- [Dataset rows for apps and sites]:
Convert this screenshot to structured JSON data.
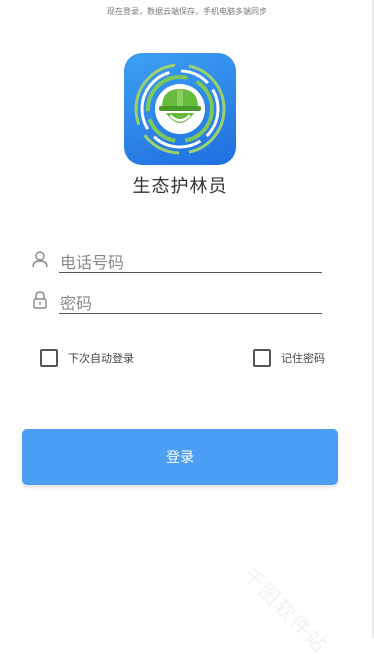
{
  "header": {
    "note": "现在登录，数据云端保存，手机电脑多端同步"
  },
  "app": {
    "name": "生态护林员",
    "icon": "forest-ranger-helmet-icon"
  },
  "form": {
    "phone_placeholder": "电话号码",
    "password_placeholder": "密码",
    "auto_login_label": "下次自动登录",
    "auto_login_checked": false,
    "remember_password_label": "记住密码",
    "remember_password_checked": false,
    "login_button_label": "登录"
  },
  "watermark": {
    "text": "千图软件站"
  },
  "colors": {
    "primary": "#4a9ef4",
    "icon_bg": "#2a7fe8"
  }
}
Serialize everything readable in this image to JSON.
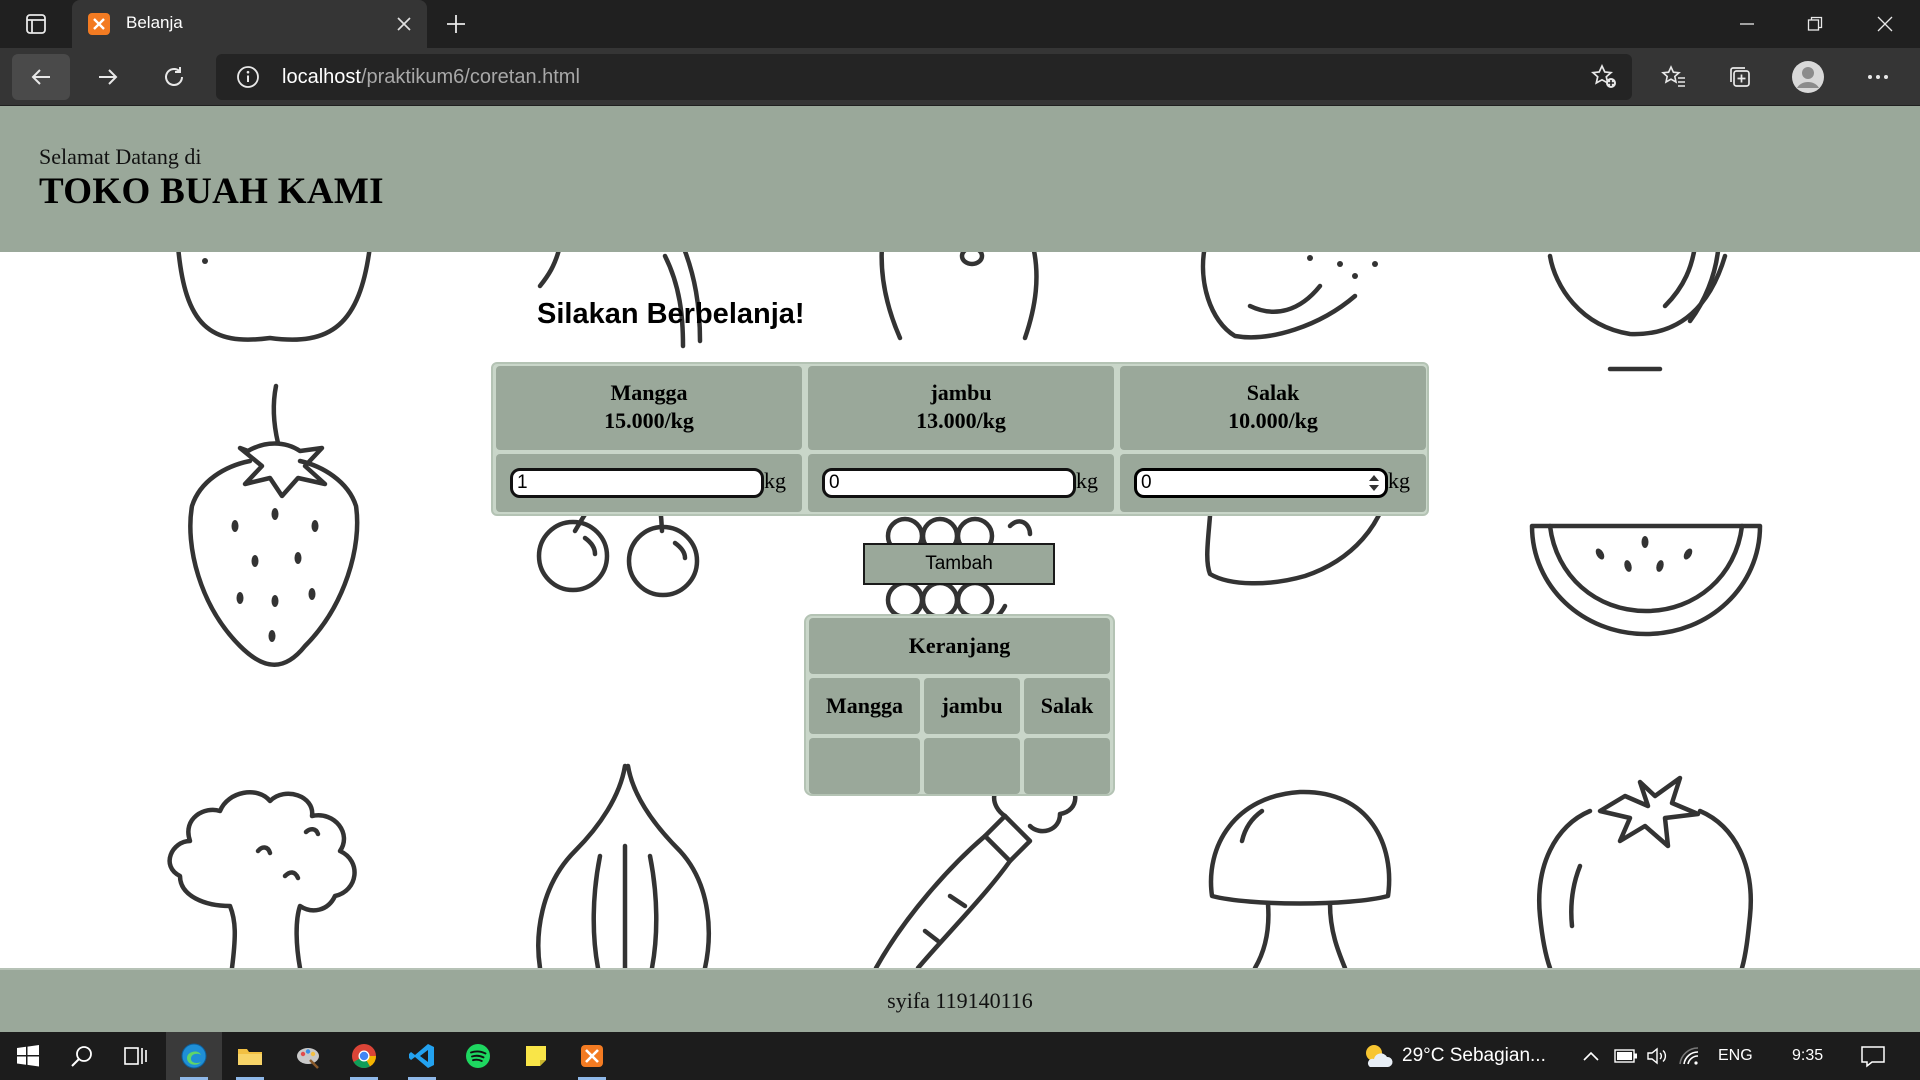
{
  "browser": {
    "tab_title": "Belanja",
    "tab_favicon": "XAMPP",
    "url_host": "localhost",
    "url_path": "/praktikum6/coretan.html"
  },
  "page": {
    "welcome": "Selamat Datang di",
    "shop_name": "TOKO BUAH KAMI",
    "heading": "Silakan Berbelanja!",
    "products": [
      {
        "name": "Mangga",
        "price": "15.000/kg",
        "quantity": "1",
        "unit": "kg"
      },
      {
        "name": "jambu",
        "price": "13.000/kg",
        "quantity": "0",
        "unit": "kg"
      },
      {
        "name": "Salak",
        "price": "10.000/kg",
        "quantity": "0",
        "unit": "kg"
      }
    ],
    "add_button": "Tambah",
    "cart": {
      "title": "Keranjang",
      "columns": [
        "Mangga",
        "jambu",
        "Salak"
      ],
      "values": [
        "",
        "",
        ""
      ]
    },
    "footer": "syifa 119140116"
  },
  "taskbar": {
    "weather": "29°C  Sebagian...",
    "language": "ENG",
    "time": "9:35"
  },
  "colors": {
    "header_bg": "#9aa89a",
    "panel_bg": "#c9d6c9",
    "chrome_dark": "#202020",
    "chrome_mid": "#353535"
  }
}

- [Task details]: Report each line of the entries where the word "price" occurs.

- [Expected output]:
        "price": "15.000/kg",
        "price": "13.000/kg",
        "price": "10.000/kg",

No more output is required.